So, from Windows, just clear some space on the drive, say you'll make it a 50/50 split fbetween windows and linux. You don't need to, that's just for example purposes. Say its a 40 Gb drive, then reduce the windows partition so it only fills 20, and leave the other 20 Gb as free space.
Put in the linux install disk, and reboot. Create the 512 Mb partition for swap, and then you can either make 2 or 3 more partitions, for /, /boot, and /home. Whatever you don't put in its own partition ends up being part of /. Then further on down the line, grub will get installed as the boot loader. It will auto detect windows, and you'll have the choice of what to boot. If you do seperate partitions for each, make /boot 100 Mb, /home maybe 12 Gb, and the final 8-9 Gb for /.
The LVM thing is, in my opinion, a bad idea to force on people. It is fine when you are growing and shrinking spaces, particularly between multiple drives, but forcing every install into a LVM is not user friendly.
A disk can only have 4 logical partitions. To have more than 4 partitions, it turns the 4th into a container, and puts the "extended" partition there. That isn't any issue for you, it just is the way disks partition.
You already have one root, (/), and you can't have 2. The 20 Gb hda3 is your root.
One major word of caution - 99+% of linux users that dual boot with windows install windows first, then linux, not the other way around. The reason for that is that windows will trash the installation of grub, and overwrite the MBR, making it impossible to boot linux. Grub is not so rude towards windows, it detects it and allows it to be booted. So do windows before you do the linux install, or you'll have to work with a live linux disk to "repair" your original and now unbootable linux install.
Ha!! I get it!! yay!!.....oh oh...um... Here's a stupid question. Does the Grub boot loader mess with a Windoze CD?? My computer revs up, like it wants to do something, then goes black. When I got my laptop, I bought it barebone, so it's only ever had Linux on it. I tried restarting outside of Grub and got the same thing except for a "press any key to boot from CD" message.

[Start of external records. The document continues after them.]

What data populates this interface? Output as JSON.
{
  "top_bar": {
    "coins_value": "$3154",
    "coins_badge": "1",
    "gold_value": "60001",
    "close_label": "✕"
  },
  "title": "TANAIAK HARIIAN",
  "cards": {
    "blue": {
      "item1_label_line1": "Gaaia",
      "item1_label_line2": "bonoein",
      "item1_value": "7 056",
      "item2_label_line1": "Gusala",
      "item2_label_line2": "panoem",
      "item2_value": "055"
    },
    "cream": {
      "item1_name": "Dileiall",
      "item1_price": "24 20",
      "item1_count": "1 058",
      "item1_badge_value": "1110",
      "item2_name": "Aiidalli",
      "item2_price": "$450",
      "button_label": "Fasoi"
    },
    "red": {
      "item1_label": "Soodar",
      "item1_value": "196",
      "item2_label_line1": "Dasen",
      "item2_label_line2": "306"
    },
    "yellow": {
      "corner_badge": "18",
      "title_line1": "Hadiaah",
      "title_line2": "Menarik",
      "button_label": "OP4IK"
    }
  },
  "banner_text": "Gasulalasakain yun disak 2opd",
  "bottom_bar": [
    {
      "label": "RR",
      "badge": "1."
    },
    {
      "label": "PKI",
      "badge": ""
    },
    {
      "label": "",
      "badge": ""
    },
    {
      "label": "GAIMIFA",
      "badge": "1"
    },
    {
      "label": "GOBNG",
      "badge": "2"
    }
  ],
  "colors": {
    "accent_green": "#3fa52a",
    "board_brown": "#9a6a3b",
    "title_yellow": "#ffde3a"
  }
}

Grub is the bootloader, so it will be the first thing encountered. If it goes black, it is either because it has some bad information and it won't work, or it just doesn't have any pictures installed, and the default linux boot is black screen with white text.

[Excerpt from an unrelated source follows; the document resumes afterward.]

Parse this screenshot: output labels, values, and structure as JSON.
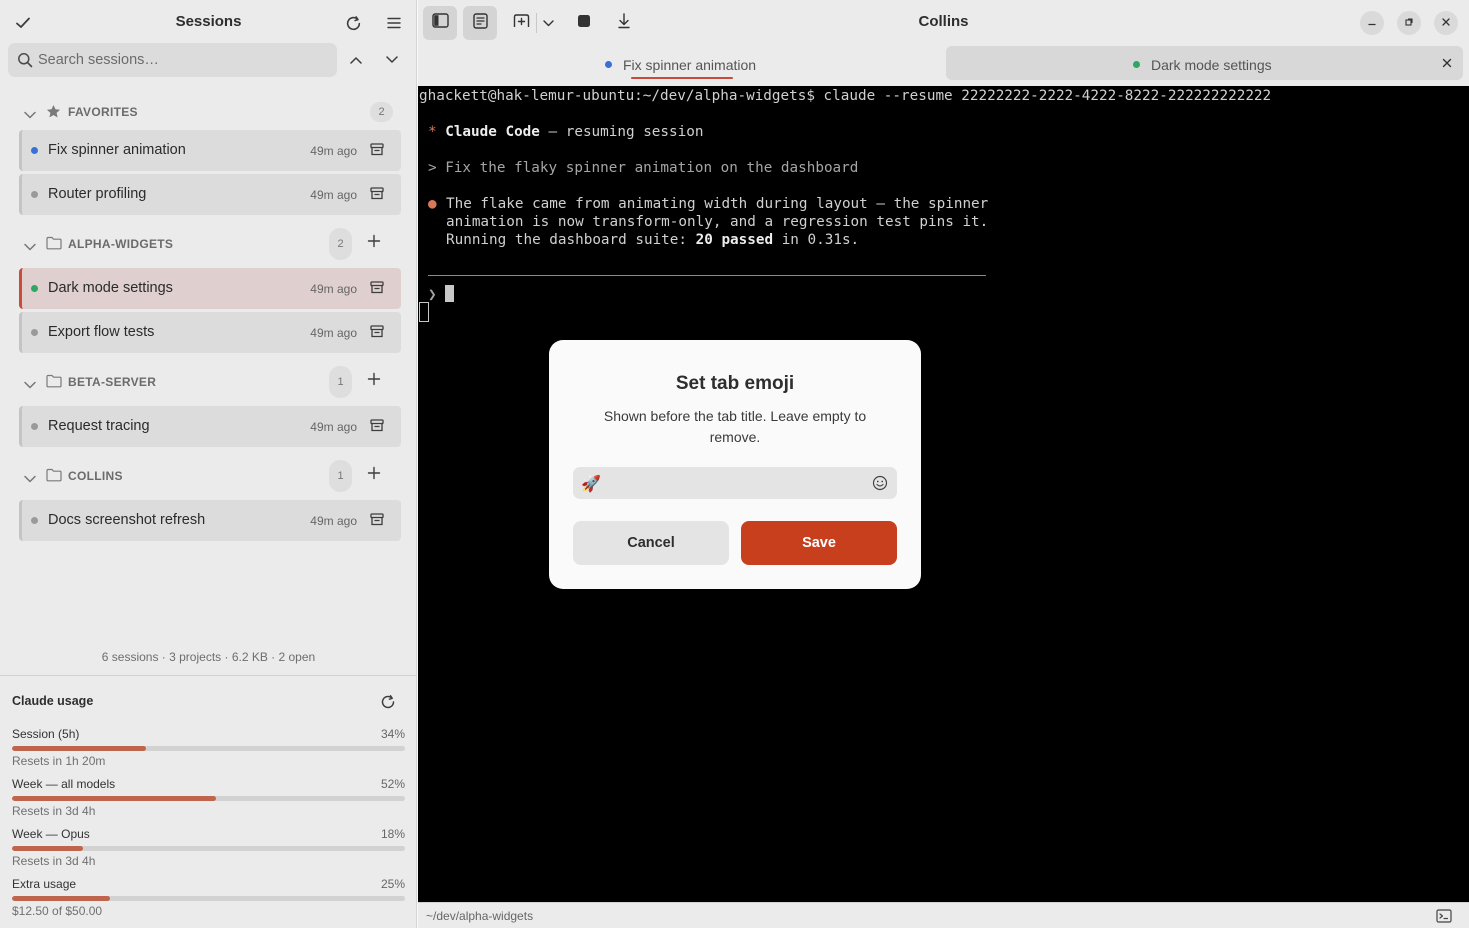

Linux can't "uninstall" itself any more than windows can. You can use any other install disk to format a partition or an entire drive, but you can't effectively tell linux to disappear on its own. You can use knoppix or any other disk with some partitioning program to clear the data that is on it. Also, if you just remove linux from a disk where it booted to grub/lilo, you'll have to reinstall the windows bootloader to the MBR. The easiest way I have read to do that is to put the XP disk in, select repair, and issue the command "fixmbr" or some such thing, then it boots to windows.
...so should I assume that my windows disk probably has something wrong with it when absolutely nothing happens (from all angles BIOS, grub, restarting)? I can't even get a startup screen from it, so there's no chance to even get into windows repair. I read something about chain mapping Dos and Grub, but I don't think that's the problem here?? The DOS base loads Windows while the GRUB base loads the Linux Kernel right? GRUB can't read DOS right?..and that's why you were saying it's easier to install windows first.

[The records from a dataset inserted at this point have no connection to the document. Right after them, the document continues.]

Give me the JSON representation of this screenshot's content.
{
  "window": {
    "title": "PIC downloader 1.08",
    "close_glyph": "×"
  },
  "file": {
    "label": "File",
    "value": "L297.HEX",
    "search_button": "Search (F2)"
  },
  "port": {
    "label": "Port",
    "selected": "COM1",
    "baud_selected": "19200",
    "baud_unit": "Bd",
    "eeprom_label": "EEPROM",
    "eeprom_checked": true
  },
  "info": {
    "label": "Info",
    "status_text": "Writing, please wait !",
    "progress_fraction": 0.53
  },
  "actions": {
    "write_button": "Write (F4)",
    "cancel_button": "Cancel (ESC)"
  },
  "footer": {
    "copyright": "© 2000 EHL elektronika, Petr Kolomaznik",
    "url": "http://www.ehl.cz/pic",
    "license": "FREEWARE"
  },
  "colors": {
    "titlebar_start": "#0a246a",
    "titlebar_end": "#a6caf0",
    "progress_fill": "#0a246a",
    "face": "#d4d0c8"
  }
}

Am I missing something that might have happened to the MBR when I installed Linux?
How would this be fixed?
Thanks for helping me so much on this one. It seems that the further I advance here, the more digressed my questions get. lol
Yeah, it sounds like something got hosed up. You can use either of the install disks, either linux or windows to repait the problem. If you use windows, it will only give you the ability to repair windows. The linux install disk can also be used in repair mode, and it most likely reinstall grub, so at least you can get into linux, and probably windows as well.
I've never had to do that, so you may want to google how to do it. It should be as simple as inserting the CD and selecting repair instead of install.